WHAT TO DO: Print the data that follows, exactly and completely.

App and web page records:
BEGIN

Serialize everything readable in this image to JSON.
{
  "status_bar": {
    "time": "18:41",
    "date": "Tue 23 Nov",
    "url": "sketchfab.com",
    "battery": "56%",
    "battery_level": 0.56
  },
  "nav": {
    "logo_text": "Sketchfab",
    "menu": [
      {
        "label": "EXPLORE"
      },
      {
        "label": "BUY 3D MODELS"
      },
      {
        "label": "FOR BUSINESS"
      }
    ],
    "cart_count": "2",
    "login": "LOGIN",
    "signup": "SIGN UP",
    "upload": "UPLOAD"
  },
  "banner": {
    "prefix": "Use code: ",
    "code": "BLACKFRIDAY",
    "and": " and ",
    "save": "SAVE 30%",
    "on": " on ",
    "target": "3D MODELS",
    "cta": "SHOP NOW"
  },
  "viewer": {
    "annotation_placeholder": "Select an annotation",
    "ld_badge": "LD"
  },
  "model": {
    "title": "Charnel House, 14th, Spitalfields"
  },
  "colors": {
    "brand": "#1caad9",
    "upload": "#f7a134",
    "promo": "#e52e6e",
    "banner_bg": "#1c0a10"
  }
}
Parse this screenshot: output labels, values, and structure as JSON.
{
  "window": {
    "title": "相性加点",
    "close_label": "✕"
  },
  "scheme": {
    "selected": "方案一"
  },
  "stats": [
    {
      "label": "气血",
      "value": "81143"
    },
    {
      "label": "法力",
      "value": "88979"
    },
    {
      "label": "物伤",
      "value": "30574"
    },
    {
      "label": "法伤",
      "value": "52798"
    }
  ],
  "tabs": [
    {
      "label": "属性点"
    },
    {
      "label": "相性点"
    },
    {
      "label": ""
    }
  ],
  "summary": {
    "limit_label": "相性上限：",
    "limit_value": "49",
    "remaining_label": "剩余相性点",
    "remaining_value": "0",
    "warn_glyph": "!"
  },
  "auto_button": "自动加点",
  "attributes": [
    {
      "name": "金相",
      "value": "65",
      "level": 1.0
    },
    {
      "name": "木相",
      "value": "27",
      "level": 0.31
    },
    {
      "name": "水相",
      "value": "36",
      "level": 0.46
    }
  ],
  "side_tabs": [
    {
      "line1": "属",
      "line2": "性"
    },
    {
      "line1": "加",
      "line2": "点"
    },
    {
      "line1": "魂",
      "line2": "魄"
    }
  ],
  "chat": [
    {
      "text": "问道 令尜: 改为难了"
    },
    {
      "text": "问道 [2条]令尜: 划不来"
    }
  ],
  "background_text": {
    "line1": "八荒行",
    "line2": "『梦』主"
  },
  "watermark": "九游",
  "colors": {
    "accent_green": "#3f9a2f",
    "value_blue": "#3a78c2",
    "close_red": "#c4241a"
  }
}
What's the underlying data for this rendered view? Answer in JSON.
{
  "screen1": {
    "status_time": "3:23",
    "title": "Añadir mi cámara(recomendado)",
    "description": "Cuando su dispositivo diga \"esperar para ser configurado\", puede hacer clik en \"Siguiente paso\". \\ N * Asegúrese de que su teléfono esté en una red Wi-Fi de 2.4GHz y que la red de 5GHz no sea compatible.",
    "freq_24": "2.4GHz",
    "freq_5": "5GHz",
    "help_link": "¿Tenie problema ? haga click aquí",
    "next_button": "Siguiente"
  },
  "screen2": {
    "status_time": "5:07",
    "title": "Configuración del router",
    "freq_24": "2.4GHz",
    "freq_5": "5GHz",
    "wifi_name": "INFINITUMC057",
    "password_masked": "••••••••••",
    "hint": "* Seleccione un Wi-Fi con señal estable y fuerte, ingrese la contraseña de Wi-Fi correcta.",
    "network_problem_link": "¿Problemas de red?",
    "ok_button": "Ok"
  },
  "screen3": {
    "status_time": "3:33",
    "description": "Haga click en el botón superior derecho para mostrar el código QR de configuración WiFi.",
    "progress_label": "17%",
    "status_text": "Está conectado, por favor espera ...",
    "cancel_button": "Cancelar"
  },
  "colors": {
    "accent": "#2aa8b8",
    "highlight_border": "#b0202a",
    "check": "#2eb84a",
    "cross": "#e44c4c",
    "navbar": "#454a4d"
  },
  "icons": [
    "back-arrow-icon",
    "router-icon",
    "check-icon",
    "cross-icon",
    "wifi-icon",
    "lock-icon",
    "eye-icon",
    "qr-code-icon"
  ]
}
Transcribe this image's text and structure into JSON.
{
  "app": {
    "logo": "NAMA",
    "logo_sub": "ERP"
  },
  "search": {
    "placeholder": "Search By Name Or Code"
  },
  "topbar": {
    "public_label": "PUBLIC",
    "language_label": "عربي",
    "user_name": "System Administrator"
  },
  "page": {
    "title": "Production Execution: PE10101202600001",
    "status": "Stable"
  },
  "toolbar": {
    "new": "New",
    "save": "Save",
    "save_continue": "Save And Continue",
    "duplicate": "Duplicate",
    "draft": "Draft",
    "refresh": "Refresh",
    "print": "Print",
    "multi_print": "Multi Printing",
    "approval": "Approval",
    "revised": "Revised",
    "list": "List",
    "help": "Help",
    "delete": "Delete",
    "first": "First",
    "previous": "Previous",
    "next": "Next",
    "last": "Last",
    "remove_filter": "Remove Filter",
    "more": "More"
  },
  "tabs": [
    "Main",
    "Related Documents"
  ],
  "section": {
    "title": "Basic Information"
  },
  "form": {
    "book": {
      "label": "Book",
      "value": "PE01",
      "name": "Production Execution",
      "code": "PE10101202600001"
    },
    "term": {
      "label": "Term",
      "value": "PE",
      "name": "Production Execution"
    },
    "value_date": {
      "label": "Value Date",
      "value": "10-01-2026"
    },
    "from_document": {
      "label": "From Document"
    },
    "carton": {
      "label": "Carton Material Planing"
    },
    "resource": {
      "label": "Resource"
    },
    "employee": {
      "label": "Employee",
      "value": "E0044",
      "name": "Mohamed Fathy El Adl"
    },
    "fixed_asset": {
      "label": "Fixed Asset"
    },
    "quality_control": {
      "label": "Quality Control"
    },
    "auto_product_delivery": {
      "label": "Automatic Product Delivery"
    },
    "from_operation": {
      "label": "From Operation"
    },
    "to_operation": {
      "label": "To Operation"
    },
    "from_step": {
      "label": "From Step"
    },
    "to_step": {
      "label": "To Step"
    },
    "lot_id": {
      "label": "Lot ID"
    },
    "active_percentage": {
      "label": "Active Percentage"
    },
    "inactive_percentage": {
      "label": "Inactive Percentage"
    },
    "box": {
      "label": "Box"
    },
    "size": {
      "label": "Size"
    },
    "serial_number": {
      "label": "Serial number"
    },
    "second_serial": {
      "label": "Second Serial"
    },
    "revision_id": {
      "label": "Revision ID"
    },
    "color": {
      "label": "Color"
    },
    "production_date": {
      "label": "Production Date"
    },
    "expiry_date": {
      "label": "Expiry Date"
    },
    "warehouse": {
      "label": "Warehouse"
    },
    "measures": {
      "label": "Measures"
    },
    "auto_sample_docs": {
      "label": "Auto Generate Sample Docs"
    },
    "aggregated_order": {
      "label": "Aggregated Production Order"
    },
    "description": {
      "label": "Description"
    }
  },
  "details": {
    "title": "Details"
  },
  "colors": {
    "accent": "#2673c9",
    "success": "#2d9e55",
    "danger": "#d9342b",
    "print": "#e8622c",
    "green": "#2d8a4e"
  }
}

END

OUTPUT FOR THIS TASK:
Serialize everything readable in this image to JSON.
{
  "status_bar": {
    "time": "18:41",
    "date": "Tue 23 Nov",
    "url": "sketchfab.com",
    "battery": "56%",
    "battery_level": 0.56
  },
  "nav": {
    "logo_text": "Sketchfab",
    "menu": [
      {
        "label": "EXPLORE"
      },
      {
        "label": "BUY 3D MODELS"
      },
      {
        "label": "FOR BUSINESS"
      }
    ],
    "cart_count": "2",
    "login": "LOGIN",
    "signup": "SIGN UP",
    "upload": "UPLOAD"
  },
  "banner": {
    "prefix": "Use code: ",
    "code": "BLACKFRIDAY",
    "and": " and ",
    "save": "SAVE 30%",
    "on": " on ",
    "target": "3D MODELS",
    "cta": "SHOP NOW"
  },
  "viewer": {
    "annotation_placeholder": "Select an annotation",
    "ld_badge": "LD"
  },
  "model": {
    "title": "Charnel House, 14th, Spitalfields"
  },
  "colors": {
    "brand": "#1caad9",
    "upload": "#f7a134",
    "promo": "#e52e6e",
    "banner_bg": "#1c0a10"
  }
}
Parse this screenshot: output labels, values, and structure as JSON.
{
  "window": {
    "title": "相性加点",
    "close_label": "✕"
  },
  "scheme": {
    "selected": "方案一"
  },
  "stats": [
    {
      "label": "气血",
      "value": "81143"
    },
    {
      "label": "法力",
      "value": "88979"
    },
    {
      "label": "物伤",
      "value": "30574"
    },
    {
      "label": "法伤",
      "value": "52798"
    }
  ],
  "tabs": [
    {
      "label": "属性点"
    },
    {
      "label": "相性点"
    },
    {
      "label": ""
    }
  ],
  "summary": {
    "limit_label": "相性上限：",
    "limit_value": "49",
    "remaining_label": "剩余相性点",
    "remaining_value": "0",
    "warn_glyph": "!"
  },
  "auto_button": "自动加点",
  "attributes": [
    {
      "name": "金相",
      "value": "65",
      "level": 1.0
    },
    {
      "name": "木相",
      "value": "27",
      "level": 0.31
    },
    {
      "name": "水相",
      "value": "36",
      "level": 0.46
    }
  ],
  "side_tabs": [
    {
      "line1": "属",
      "line2": "性"
    },
    {
      "line1": "加",
      "line2": "点"
    },
    {
      "line1": "魂",
      "line2": "魄"
    }
  ],
  "chat": [
    {
      "text": "问道 令尜: 改为难了"
    },
    {
      "text": "问道 [2条]令尜: 划不来"
    }
  ],
  "background_text": {
    "line1": "八荒行",
    "line2": "『梦』主"
  },
  "watermark": "九游",
  "colors": {
    "accent_green": "#3f9a2f",
    "value_blue": "#3a78c2",
    "close_red": "#c4241a"
  }
}
What's the underlying data for this rendered view? Answer in JSON.
{
  "screen1": {
    "status_time": "3:23",
    "title": "Añadir mi cámara(recomendado)",
    "description": "Cuando su dispositivo diga \"esperar para ser configurado\", puede hacer clik en \"Siguiente paso\". \\ N * Asegúrese de que su teléfono esté en una red Wi-Fi de 2.4GHz y que la red de 5GHz no sea compatible.",
    "freq_24": "2.4GHz",
    "freq_5": "5GHz",
    "help_link": "¿Tenie problema ? haga click aquí",
    "next_button": "Siguiente"
  },
  "screen2": {
    "status_time": "5:07",
    "title": "Configuración del router",
    "freq_24": "2.4GHz",
    "freq_5": "5GHz",
    "wifi_name": "INFINITUMC057",
    "password_masked": "••••••••••",
    "hint": "* Seleccione un Wi-Fi con señal estable y fuerte, ingrese la contraseña de Wi-Fi correcta.",
    "network_problem_link": "¿Problemas de red?",
    "ok_button": "Ok"
  },
  "screen3": {
    "status_time": "3:33",
    "description": "Haga click en el botón superior derecho para mostrar el código QR de configuración WiFi.",
    "progress_label": "17%",
    "status_text": "Está conectado, por favor espera ...",
    "cancel_button": "Cancelar"
  },
  "colors": {
    "accent": "#2aa8b8",
    "highlight_border": "#b0202a",
    "check": "#2eb84a",
    "cross": "#e44c4c",
    "navbar": "#454a4d"
  },
  "icons": [
    "back-arrow-icon",
    "router-icon",
    "check-icon",
    "cross-icon",
    "wifi-icon",
    "lock-icon",
    "eye-icon",
    "qr-code-icon"
  ]
}
Transcribe this image's text and structure into JSON.
{
  "app": {
    "logo": "NAMA",
    "logo_sub": "ERP"
  },
  "search": {
    "placeholder": "Search By Name Or Code"
  },
  "topbar": {
    "public_label": "PUBLIC",
    "language_label": "عربي",
    "user_name": "System Administrator"
  },
  "page": {
    "title": "Production Execution: PE10101202600001",
    "status": "Stable"
  },
  "toolbar": {
    "new": "New",
    "save": "Save",
    "save_continue": "Save And Continue",
    "duplicate": "Duplicate",
    "draft": "Draft",
    "refresh": "Refresh",
    "print": "Print",
    "multi_print": "Multi Printing",
    "approval": "Approval",
    "revised": "Revised",
    "list": "List",
    "help": "Help",
    "delete": "Delete",
    "first": "First",
    "previous": "Previous",
    "next": "Next",
    "last": "Last",
    "remove_filter": "Remove Filter",
    "more": "More"
  },
  "tabs": [
    "Main",
    "Related Documents"
  ],
  "section": {
    "title": "Basic Information"
  },
  "form": {
    "book": {
      "label": "Book",
      "value": "PE01",
      "name": "Production Execution",
      "code": "PE10101202600001"
    },
    "term": {
      "label": "Term",
      "value": "PE",
      "name": "Production Execution"
    },
    "value_date": {
      "label": "Value Date",
      "value": "10-01-2026"
    },
    "from_document": {
      "label": "From Document"
    },
    "carton": {
      "label": "Carton Material Planing"
    },
    "resource": {
      "label": "Resource"
    },
    "employee": {
      "label": "Employee",
      "value": "E0044",
      "name": "Mohamed Fathy El Adl"
    },
    "fixed_asset": {
      "label": "Fixed Asset"
    },
    "quality_control": {
      "label": "Quality Control"
    },
    "auto_product_delivery": {
      "label": "Automatic Product Delivery"
    },
    "from_operation": {
      "label": "From Operation"
    },
    "to_operation": {
      "label": "To Operation"
    },
    "from_step": {
      "label": "From Step"
    },
    "to_step": {
      "label": "To Step"
    },
    "lot_id": {
      "label": "Lot ID"
    },
    "active_percentage": {
      "label": "Active Percentage"
    },
    "inactive_percentage": {
      "label": "Inactive Percentage"
    },
    "box": {
      "label": "Box"
    },
    "size": {
      "label": "Size"
    },
    "serial_number": {
      "label": "Serial number"
    },
    "second_serial": {
      "label": "Second Serial"
    },
    "revision_id": {
      "label": "Revision ID"
    },
    "color": {
      "label": "Color"
    },
    "production_date": {
      "label": "Production Date"
    },
    "expiry_date": {
      "label": "Expiry Date"
    },
    "warehouse": {
      "label": "Warehouse"
    },
    "measures": {
      "label": "Measures"
    },
    "auto_sample_docs": {
      "label": "Auto Generate Sample Docs"
    },
    "aggregated_order": {
      "label": "Aggregated Production Order"
    },
    "description": {
      "label": "Description"
    }
  },
  "details": {
    "title": "Details"
  },
  "colors": {
    "accent": "#2673c9",
    "success": "#2d9e55",
    "danger": "#d9342b",
    "print": "#e8622c",
    "green": "#2d8a4e"
  }
}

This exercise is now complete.